PROBLEM TO SOLVE: Without including any pictures, write out all the entries exactly.

DATA EXTRACTS:
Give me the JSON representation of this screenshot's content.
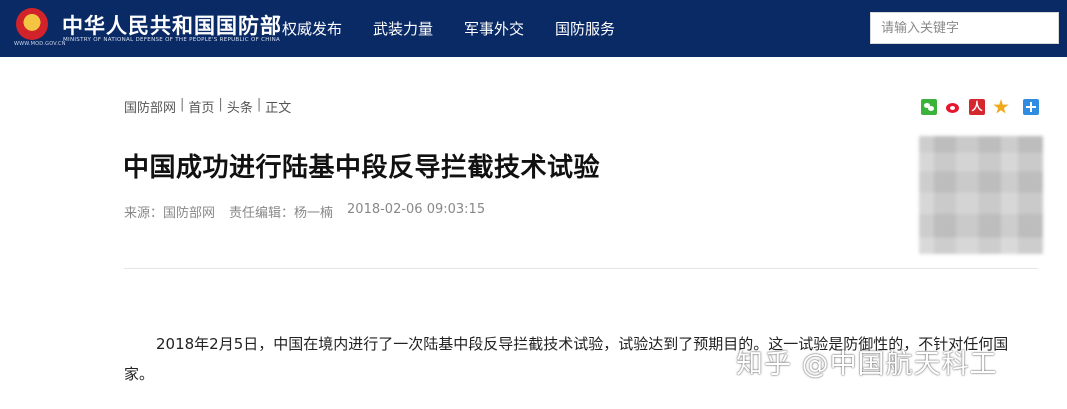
{
  "header": {
    "domain": "WWW.MOD.GOV.CN",
    "site_name": "中华人民共和国国防部",
    "site_name_en": "MINISTRY OF NATIONAL DEFENSE OF THE PEOPLE'S REPUBLIC OF CHINA",
    "nav": [
      {
        "label": "权威发布"
      },
      {
        "label": "武装力量"
      },
      {
        "label": "军事外交"
      },
      {
        "label": "国防服务"
      }
    ],
    "search": {
      "placeholder": "请输入关键字",
      "value": ""
    },
    "bg_color": "#0a2a66"
  },
  "breadcrumb": {
    "items": [
      "国防部网",
      "首页",
      "头条",
      "正文"
    ],
    "separator": "|"
  },
  "share": {
    "icons": [
      "wechat-icon",
      "weibo-icon",
      "renmin-icon",
      "favorite-icon",
      "more-icon"
    ],
    "renmin_glyph": "人"
  },
  "article": {
    "title": "中国成功进行陆基中段反导拦截技术试验",
    "source": "来源：国防部网",
    "editor": "责任编辑：杨一楠",
    "datetime": "2018-02-06 09:03:15",
    "paragraphs": [
      "2018年2月5日，中国在境内进行了一次陆基中段反导拦截技术试验，试验达到了预期目的。这一试验是防御性的，不针对任何国家。"
    ]
  },
  "watermark": "知乎 @中国航天科工"
}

OUTPUT OF THE TASK:
Give me the JSON representation of this screenshot's content.
{
  "header": {
    "domain": "WWW.MOD.GOV.CN",
    "site_name": "中华人民共和国国防部",
    "site_name_en": "MINISTRY OF NATIONAL DEFENSE OF THE PEOPLE'S REPUBLIC OF CHINA",
    "nav": [
      {
        "label": "权威发布"
      },
      {
        "label": "武装力量"
      },
      {
        "label": "军事外交"
      },
      {
        "label": "国防服务"
      }
    ],
    "search": {
      "placeholder": "请输入关键字",
      "value": ""
    },
    "bg_color": "#0a2a66"
  },
  "breadcrumb": {
    "items": [
      "国防部网",
      "首页",
      "头条",
      "正文"
    ],
    "separator": "|"
  },
  "share": {
    "icons": [
      "wechat-icon",
      "weibo-icon",
      "renmin-icon",
      "favorite-icon",
      "more-icon"
    ],
    "renmin_glyph": "人"
  },
  "article": {
    "title": "中国成功进行陆基中段反导拦截技术试验",
    "source": "来源：国防部网",
    "editor": "责任编辑：杨一楠",
    "datetime": "2018-02-06 09:03:15",
    "paragraphs": [
      "2018年2月5日，中国在境内进行了一次陆基中段反导拦截技术试验，试验达到了预期目的。这一试验是防御性的，不针对任何国家。"
    ]
  },
  "watermark": "知乎 @中国航天科工"
}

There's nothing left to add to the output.